Lately we have been hearing a lot about banning of cryptocurrencies in India. Many people fear that the BAN would actually happen soon and this has made the market volatile for the traders in India. In order to understand this, let us first rewind to understand the earlier steps taken by regulatory bodies and when the entire crypto was in news by Indian markets. We all know that cryptocurrencies are completely technology driven without any underlying asset base. The exchanges of cryptocurrencies have created a global market for exchanging such currencies without being aware of who the seller of such currency is and who is actually purchasing such currency from the seller. Having issues with such procedures and the fact that none of the regulators are regulating such exchanges, the RBI in 2018 issued instructions to all bankers to freeze the accounts of all exchanges operating in India and barring anyone dealing with cryptocurrencies to open a bank account in India. Being aggrieved with this instruction by RBI, few experts in such crypto markets approached the Apex Body giving them their submission that this instruction is against the democratic right of an individual of doing business in India and is against the Indian constitution. Supreme Court, agreeing to their submissions, ruled that the RBI being regulated body cannot take away the right of doing business and asked the regulator, i.e. RBI to lift the ban in March 2020.
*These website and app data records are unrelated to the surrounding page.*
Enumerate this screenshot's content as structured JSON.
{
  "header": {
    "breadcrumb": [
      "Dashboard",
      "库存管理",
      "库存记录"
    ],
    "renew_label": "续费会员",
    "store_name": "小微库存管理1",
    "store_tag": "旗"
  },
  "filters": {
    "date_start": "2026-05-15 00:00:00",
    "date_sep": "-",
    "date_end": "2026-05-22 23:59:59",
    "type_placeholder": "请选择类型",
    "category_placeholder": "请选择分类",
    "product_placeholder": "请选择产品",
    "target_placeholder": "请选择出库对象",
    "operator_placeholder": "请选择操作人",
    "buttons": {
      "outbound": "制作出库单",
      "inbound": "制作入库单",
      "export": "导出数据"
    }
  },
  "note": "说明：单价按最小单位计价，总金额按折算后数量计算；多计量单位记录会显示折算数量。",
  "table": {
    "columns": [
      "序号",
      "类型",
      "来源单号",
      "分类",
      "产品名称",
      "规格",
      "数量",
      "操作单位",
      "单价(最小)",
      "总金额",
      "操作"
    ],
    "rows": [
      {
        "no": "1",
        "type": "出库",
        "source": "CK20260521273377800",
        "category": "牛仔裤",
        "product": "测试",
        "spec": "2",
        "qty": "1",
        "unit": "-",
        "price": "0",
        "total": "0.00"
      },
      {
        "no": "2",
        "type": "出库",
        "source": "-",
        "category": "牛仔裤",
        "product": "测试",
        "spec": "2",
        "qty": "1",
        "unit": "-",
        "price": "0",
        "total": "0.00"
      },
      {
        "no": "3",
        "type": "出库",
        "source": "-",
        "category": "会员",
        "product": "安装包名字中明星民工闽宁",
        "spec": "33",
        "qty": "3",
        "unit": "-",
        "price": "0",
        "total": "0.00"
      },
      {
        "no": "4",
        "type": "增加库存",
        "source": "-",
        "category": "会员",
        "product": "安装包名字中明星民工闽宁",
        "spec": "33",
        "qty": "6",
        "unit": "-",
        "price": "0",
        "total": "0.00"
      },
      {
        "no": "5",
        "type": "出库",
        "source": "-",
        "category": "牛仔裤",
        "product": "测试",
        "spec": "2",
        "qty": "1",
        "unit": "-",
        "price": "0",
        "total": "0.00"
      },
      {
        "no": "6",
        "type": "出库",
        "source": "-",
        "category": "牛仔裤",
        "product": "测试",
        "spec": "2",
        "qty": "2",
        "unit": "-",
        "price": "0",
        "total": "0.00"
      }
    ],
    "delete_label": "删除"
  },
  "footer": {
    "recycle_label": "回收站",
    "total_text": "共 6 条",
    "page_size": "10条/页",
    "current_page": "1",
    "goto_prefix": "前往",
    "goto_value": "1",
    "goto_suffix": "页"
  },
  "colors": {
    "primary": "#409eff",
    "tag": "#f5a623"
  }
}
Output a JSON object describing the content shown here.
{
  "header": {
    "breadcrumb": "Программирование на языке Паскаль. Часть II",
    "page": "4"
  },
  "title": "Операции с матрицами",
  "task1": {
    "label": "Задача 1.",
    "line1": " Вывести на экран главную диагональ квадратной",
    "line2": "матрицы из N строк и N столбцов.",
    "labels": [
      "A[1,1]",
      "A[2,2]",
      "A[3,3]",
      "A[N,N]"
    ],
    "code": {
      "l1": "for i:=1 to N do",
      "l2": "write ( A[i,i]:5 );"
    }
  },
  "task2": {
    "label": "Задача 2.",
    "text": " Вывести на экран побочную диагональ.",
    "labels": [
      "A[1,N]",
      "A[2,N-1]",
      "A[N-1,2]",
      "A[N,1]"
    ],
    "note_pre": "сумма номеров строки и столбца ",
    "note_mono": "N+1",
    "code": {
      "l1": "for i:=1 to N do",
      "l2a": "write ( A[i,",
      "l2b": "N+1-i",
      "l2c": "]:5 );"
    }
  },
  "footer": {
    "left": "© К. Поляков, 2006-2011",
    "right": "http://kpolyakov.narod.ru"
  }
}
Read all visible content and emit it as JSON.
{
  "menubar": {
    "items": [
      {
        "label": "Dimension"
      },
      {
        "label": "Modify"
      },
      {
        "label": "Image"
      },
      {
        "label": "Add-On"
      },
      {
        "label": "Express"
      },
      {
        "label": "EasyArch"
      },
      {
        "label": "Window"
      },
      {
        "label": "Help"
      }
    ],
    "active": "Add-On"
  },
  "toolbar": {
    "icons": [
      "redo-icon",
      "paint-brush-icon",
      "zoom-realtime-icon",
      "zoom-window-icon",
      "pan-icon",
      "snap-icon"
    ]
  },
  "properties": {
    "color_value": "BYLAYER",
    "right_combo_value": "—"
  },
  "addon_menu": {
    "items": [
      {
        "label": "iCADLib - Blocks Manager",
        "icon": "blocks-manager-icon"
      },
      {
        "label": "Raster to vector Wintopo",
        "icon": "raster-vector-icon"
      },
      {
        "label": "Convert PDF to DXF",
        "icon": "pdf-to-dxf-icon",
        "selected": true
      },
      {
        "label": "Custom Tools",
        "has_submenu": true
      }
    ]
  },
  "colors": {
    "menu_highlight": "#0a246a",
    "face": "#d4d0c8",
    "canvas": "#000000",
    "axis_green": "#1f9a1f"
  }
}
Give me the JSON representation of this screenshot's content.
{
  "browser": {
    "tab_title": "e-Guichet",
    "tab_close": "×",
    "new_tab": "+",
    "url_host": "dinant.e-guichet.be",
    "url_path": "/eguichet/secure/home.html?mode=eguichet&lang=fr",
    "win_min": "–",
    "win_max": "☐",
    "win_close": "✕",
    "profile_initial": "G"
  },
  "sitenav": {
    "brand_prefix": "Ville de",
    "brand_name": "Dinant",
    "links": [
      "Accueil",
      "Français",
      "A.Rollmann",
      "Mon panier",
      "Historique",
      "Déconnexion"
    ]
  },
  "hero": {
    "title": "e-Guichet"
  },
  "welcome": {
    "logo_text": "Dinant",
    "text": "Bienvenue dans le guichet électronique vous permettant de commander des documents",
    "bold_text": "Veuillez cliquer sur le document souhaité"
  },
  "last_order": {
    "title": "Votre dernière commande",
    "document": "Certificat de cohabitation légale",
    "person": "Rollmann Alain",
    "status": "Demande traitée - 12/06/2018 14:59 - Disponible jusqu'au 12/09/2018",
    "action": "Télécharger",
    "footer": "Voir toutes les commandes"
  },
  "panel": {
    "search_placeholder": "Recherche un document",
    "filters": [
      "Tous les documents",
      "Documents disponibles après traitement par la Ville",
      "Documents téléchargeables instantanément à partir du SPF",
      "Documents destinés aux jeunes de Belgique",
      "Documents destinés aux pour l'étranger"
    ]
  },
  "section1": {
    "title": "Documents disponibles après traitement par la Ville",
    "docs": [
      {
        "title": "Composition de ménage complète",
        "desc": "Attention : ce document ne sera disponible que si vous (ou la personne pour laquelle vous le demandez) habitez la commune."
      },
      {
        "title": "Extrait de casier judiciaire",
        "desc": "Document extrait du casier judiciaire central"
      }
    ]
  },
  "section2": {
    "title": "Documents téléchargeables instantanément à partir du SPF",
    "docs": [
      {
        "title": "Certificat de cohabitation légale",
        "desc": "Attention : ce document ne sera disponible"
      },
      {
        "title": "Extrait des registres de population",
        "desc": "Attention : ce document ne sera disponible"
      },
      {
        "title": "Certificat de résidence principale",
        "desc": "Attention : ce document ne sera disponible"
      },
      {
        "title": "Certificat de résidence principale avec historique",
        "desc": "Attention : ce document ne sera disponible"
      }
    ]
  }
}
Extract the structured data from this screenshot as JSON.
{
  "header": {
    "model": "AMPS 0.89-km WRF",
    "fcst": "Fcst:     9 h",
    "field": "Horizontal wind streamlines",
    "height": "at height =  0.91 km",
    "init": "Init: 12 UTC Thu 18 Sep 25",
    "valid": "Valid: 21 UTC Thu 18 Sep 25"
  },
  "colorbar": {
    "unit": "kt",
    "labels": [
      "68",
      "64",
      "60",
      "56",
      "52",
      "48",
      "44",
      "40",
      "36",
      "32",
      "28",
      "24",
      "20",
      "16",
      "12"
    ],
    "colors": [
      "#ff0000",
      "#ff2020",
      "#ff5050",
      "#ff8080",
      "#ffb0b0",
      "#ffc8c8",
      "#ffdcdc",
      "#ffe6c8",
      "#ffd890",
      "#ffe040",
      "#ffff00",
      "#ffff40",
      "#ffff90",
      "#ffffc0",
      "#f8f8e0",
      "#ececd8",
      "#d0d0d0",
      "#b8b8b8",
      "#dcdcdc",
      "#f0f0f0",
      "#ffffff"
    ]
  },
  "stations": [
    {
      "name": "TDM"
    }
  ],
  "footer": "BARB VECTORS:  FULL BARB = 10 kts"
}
After the above ruling by the Supreme Court, we have seen a lot of movement and positive news around in India with regard to the acceptance by the Apex Body of the crypto currencies. However, this news wasn’t old enough when the news was in the air for banning of cryptocurrencies in India. In 2019, the draft bill was prepared by a committee which was named Banning of Cryptocurrency and Regulation of Official Digital Currency Bill, 2019 which had rigorous provisions including prosecution for holding or dealing in cryptocurrencies in India. However, we never saw this draft bill becoming a law in India. Very lately, in the budget session, the Cryptocurrency bill ‘The Cryptocurrency and Regulation of Official Digital Currency Bill, 2021’ was tabled among the other 20 bills placed, the crux of this draft regulation being to ban “private” crypto-currencies while at the same time providing the Reserve Bank of India (RBI) with the requisite legal powers to develop a central bank-backed digital currency (CBDC). This was also mentioned by Hon. Minister of State for Finance in Rajya Sabha that ‘The government is finalising the contours of a new Bill to ban crypto-currency trading, mining and investments in the country, and will introduce the same in Parliament soon.’
The copy of the draft bill is not available in the public repository, but the speculations claim that this bill is aiming towards banning of all the private currencies and the government through RBI will issue its own Digital Currency which will be back with underlying asset. Now the question remains what would be private and what will be public. To our understanding the private currencies will be all currencies other than those issued by specific regulators of a country and such public currencies will be backed with underlying asset.
Why is Government of India so reluctant to adapt the Digital Currency when some of the other countries have already regulated these currencies?
Monitoring of these currencies would need the infrastructure which currently India is not well equipped with currently. In our experience, even the territories which are welcoming these currencies do not have adequate banking infrastructure to take care of AML (Anti Money Laundering) provisions and they are in the process of developing the same. Further, in absence of these infrastructures, since the Government of India takes these currencies as a threat for terror funding and illegal activities, according to the Govt. where these currencies are accepted as a legal tender, these would create a parallel economy which would not have any control of the Govt., thereby leading to huge economic implications, which India cannot afford at this stage. Therefore, in absence of adequate banking infrastructure, and the fact that introduction of these currencies would lead to reduction to existing banking channels and thereby result in huge losses to RBI, the Govt. of India is preparing to ban these currencies.
It has also been proposed that the Govt. will introduce its own asset backed digital currency and also use this technology for the betterment of existing banking channels in India. With all of these happening, India will experience many crypto exchanges and crypto experts walking out of India and hence the BAN will merely shift the process from India to outside India in a friendly jurisdiction (source mentioned below). It is also speculated that the new law will give a time frame or a transition period for the crypto holder to exit the holdings (similar to what was done in 2018). However, the long term traders would not prefer to exit but find an alternate to the situation.
What can the crypto trader do next:
Strategies and consult your professional. It is important that the professional understands the technology and the legal and tax laws around the world, most importantly India, with regards to such cryptocurrencies in order to give a neutral view point.